A baccalaureate degree is required for licensure; however, some of the graduate programs offered a combined B.S./M.S. degree. In those cases, you do not have to have a bachelor’s degree prior to being accepted into the graduate program.
What kind of grades do I need to get into a graduate cytotechnology program?
Most graduate cytotechnology programs require a GPA of at least 2.5; however, a GPA of at least 3.0 is recommended. Moreover, most graduate cytotechnology programs require that all prerequisite classes be completed with a grade of “C” or higher.
Do I need any professional experience?
Unfortunately, opportunities to observe or job shadow in the field of cytotechnology are rare so no experience is required; however, you should have an adequate understanding of field prior to applying to a graduate program. If at all possible, you should try to at least visit a lab or interview a cytotechnologist.
Will I be a pre-cytotechnology major?
No. The Pre-Cytotechnology Plan is not a major and does not fulfill the requirements for a baccalaureate degree at UT Martin. The courses listed in the plan are recommendations and are not required for degree completion unless also listed under the student’s chosen major.
What should I major in?
The best major is the one in which you are most interested and the most likely to succeed. For students wishing to earn a baccalaureate degree from UT Martin prior to enrolling in a graduate program, the Bachelor of Science in Biology – Cell and Molecular concentration and the Bachelor of Science in Chemistry major include many of the courses listed below.
What are the minimum requirements for a cytotechnology program?
The admission criteria for graduate cytotechnology programs vary somewhat; however most programs require approximately 20 hours of biology and chemistry electives. The choice of electives is typically left to the student and, in general, only a few prerequisites are specified.
The most common prerequisites are:
What classes at UT Martin should I take as a pre-cytotechnology student?
When choosing biology and chemistry electives, students are strongly encouraged to choose upper division courses, particularly courses involving a lab. Classes in microbiology, zoology, and physics are recommended. While not an exhaustive list, the following courses are strongly recommended for students considering applying to a graduate program. You should always check with your advisor and/or school(s) of choice before deciding which classes to take.
Where can I find out more about the field of cytotechnology and cytotechnology education?
American Society for Cytotechnology (ASCT) http://www.asct.com/

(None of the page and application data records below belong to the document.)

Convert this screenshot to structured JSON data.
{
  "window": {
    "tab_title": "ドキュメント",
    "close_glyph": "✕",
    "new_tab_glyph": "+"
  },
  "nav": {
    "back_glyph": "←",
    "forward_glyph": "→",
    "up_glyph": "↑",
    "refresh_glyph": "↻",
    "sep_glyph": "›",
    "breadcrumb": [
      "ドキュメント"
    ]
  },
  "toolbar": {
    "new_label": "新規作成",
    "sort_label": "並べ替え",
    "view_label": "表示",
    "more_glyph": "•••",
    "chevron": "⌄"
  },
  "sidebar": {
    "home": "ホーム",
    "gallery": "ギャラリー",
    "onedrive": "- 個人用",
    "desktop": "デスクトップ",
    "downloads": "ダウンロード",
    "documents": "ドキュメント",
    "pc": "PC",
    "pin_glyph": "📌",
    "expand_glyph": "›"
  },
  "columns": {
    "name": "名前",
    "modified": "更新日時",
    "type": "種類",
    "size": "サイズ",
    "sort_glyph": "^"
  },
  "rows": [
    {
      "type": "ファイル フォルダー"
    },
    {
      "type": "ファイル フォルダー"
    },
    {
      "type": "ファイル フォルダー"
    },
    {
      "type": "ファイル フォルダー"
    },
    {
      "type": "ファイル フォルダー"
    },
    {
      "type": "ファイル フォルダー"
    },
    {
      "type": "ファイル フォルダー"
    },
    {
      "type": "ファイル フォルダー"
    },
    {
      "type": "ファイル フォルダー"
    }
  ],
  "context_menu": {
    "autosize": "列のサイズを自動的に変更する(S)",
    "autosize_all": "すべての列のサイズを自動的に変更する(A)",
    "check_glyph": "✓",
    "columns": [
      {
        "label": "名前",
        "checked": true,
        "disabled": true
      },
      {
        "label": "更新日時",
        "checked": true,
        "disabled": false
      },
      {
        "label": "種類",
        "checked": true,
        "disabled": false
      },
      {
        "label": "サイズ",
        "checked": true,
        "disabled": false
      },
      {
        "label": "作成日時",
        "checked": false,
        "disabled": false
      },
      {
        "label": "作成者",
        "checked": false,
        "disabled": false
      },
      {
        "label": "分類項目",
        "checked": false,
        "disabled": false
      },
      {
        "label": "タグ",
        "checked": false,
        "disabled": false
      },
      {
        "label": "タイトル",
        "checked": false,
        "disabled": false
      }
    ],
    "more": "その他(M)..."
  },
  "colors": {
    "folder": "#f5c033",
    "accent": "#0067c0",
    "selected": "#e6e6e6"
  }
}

Commission on Accreditation of Allied Health Education Programs (CAAHEP) http://www.caahep.org/default.aspx
American Society for Clinical Pathology http://www.ascp.org/

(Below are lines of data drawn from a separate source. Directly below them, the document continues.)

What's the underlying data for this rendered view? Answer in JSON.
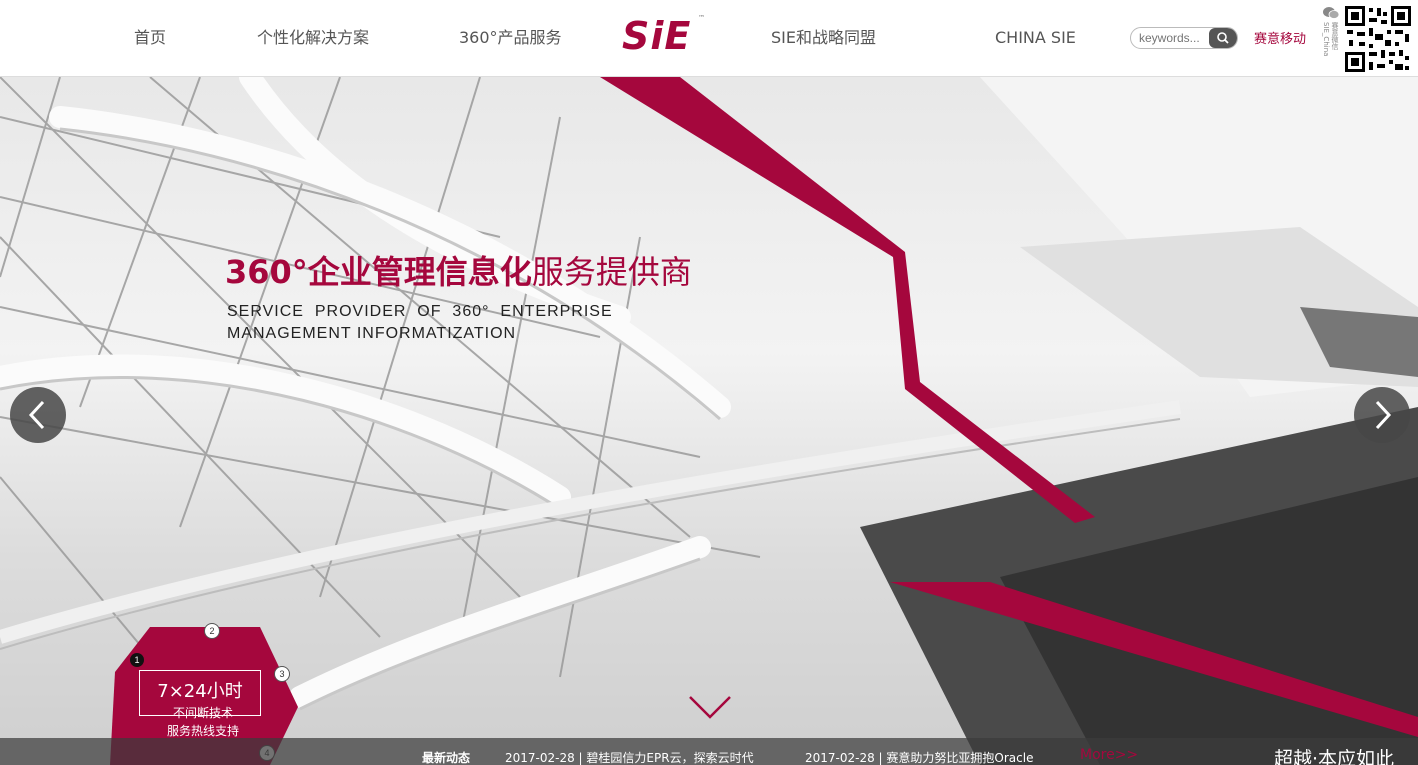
{
  "nav": {
    "home": "首页",
    "solutions": "个性化解决方案",
    "services": "360°产品服务",
    "logo": "SiE",
    "logo_tm": "™",
    "alliance": "SIE和战略同盟",
    "china": "CHINA SIE"
  },
  "search": {
    "placeholder": "keywords..."
  },
  "mobile": {
    "label": "赛意移动"
  },
  "wechat": {
    "caption": "赛意微信 SIE_China"
  },
  "hero": {
    "headline_bold": "360°企业管理信息化",
    "headline_light": "服务提供商",
    "subtitle_line1": "SERVICE  PROVIDER  OF  360°  ENTERPRISE",
    "subtitle_line2": "MANAGEMENT INFORMATIZATION"
  },
  "badge": {
    "title": "7×24小时",
    "line1": "不间断技术",
    "line2": "服务热线支持",
    "steps": [
      "1",
      "2",
      "3",
      "4"
    ]
  },
  "news": {
    "label": "最新动态",
    "items": [
      "2017-02-28 | 碧桂园信力EPR云，探索云时代",
      "2017-02-28 | 赛意助力努比亚拥抱Oracle"
    ],
    "more": "More>>"
  },
  "slogan": "超越·本应如此",
  "colors": {
    "brand": "#a5073d",
    "header_bg": "#ffffff",
    "bar": "#3c3c3c"
  }
}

American Society of Cytopathology http://www.cytopathology.org/website/article.asp?id=2531